• WHAT THE EXERCISE ASKS:
Scan the entries for "出水芙蓉". Every line that holds it is to be copied.

════

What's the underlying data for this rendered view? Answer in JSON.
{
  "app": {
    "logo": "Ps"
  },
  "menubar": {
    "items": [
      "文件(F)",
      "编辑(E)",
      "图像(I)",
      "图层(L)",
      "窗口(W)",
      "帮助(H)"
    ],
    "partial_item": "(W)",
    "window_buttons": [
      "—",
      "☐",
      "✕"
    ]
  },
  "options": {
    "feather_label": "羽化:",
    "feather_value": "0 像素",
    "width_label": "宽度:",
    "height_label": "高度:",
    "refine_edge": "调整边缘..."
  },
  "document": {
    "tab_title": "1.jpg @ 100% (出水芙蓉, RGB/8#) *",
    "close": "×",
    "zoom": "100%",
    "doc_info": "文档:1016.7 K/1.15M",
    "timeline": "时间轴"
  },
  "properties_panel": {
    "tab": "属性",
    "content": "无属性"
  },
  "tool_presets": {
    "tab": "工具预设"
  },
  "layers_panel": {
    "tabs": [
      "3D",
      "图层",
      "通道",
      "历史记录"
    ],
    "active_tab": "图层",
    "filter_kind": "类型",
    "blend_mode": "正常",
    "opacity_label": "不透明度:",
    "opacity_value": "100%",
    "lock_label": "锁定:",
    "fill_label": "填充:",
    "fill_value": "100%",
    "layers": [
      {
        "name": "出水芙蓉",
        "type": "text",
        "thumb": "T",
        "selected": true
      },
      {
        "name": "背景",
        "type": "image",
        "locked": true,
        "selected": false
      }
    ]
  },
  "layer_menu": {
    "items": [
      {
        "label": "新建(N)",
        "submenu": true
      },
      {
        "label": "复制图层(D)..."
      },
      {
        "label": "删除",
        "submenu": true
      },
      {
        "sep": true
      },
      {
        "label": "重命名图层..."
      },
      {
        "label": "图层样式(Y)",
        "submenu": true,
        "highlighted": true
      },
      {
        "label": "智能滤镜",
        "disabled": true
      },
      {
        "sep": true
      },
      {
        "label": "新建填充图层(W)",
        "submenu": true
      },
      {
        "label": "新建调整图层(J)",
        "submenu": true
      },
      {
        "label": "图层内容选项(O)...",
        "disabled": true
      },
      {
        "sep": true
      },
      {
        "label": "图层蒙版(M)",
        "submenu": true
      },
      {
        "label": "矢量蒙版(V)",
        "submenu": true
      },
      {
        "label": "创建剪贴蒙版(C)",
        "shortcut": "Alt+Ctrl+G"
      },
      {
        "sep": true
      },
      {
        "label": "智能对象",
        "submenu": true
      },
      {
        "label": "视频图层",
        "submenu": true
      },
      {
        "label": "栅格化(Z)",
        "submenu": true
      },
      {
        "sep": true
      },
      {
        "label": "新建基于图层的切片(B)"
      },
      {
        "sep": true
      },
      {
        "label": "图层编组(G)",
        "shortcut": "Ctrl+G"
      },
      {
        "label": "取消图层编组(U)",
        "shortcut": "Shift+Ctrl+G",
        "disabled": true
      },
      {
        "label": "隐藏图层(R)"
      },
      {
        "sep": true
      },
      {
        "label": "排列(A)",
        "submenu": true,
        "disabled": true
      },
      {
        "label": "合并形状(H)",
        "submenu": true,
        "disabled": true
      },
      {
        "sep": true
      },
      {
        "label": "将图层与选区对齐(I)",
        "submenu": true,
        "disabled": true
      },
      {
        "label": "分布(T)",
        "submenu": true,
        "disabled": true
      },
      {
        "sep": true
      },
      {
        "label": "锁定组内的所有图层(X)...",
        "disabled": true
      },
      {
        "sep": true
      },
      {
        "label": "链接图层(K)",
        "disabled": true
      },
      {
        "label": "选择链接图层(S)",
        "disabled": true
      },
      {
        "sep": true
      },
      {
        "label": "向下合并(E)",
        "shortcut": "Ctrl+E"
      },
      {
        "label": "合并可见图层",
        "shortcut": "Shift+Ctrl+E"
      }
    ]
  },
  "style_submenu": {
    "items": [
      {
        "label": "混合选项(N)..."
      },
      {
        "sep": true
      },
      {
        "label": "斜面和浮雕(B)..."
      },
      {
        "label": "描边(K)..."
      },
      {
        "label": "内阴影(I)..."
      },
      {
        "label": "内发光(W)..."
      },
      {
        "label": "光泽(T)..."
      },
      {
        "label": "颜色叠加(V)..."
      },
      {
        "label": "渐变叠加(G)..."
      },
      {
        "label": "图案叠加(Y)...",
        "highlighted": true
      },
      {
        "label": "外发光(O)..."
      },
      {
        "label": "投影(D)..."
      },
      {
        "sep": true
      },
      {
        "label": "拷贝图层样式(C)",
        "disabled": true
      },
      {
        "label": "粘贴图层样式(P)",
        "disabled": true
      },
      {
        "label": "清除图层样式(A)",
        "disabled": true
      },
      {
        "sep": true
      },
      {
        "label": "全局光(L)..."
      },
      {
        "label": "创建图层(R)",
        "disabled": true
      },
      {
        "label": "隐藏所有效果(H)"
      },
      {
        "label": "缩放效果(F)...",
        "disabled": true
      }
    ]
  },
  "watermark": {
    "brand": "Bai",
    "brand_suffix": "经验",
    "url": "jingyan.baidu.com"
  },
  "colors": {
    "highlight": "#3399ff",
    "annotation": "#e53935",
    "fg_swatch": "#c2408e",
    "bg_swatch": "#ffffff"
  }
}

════

• EXPECTED ANSWER:
    "tab_title": "1.jpg @ 100% (出水芙蓉, RGB/8#) *",
        "name": "出水芙蓉",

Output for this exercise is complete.